Rodeo Art at the Lake

“Onyx” by Kayla Thomas, Graphite

Marisol Orlina, Editor

It’s a coveted Texas tradition, funded by the Houston Livestock Show and Rodeo and supported by thousands of young Texans across the state; Rodeo Art is just around the corner, and the intense judging has started for this year’s submissions.

Several of these submissions have come from Clear Lake’s art students themselves.

According to [a teacher], rodeo art applicants started on their projects [timeframe], with the majority of them finishing right up to the deadline on Jan. 3. For the students, it’s been a long process, beginning with a visit to a beautiful ranch in Sugar Land and ending with a piece of art as beautiful, if not more, than the originally photographed subject.

“We all went on a field trip to the Georgie Historical Ranch,” sophomore Diya Patel said. However, this class excursion wasn’t entirely for fun, it served a crucial purpose to the competition process.

“In Rodeo Art, you can only draw your own pictures that you’ve taken,” Patel said. The consequences if you draw using a reference picture from another photographer? Patel explained it’s considered plagiarism and the culprit is removed from the contest.

Once at George Historical Ranch, however, the students were given free rein to photograph whatever they wanted as a possible Rodeo Art sketch.

Senior Tabatha Ubernosky noted the natural scenery, but also the exciting parts of her trip. “We were able to pictures of each other too,” Ubernosky said, “And when we saw the bull lassoing? That was really cool.”

But the subject photography only marks the beginning of this three-month ordeal. Next comes picking from the array of ranch photos taken.

Because art is so individualized, this is a very personal step. “I really like drawing people, so I decided to focus on cowboys,” Patel said. “I also wanted to add depth to the art by having [the cowboy] looking at something in action.”

Personalization carries on in the Rodeo Art process, when it comes to the students’ rough sketches and final pieces.

“I chose to do a black and white sketch, which most people do,” Ubernosky said, whereas Patel chose to make her submission colored.

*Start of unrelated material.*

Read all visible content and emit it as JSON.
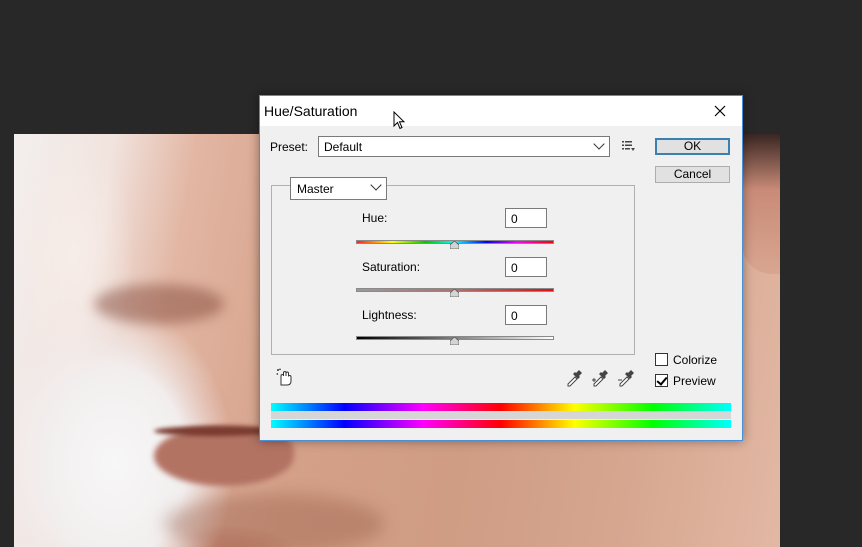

However, as admitted by both Ubernosky and Patel, submissions can often feel fast or rushed. The process of Rodeo Art is lengthy and effortful, with students’ days and nights spent on their art. The deadline creeps up just as unexpected as the New Year. Still, it’s important to remember the meaning behind this exceptional competition. which is bringing together children across the state through fine arts.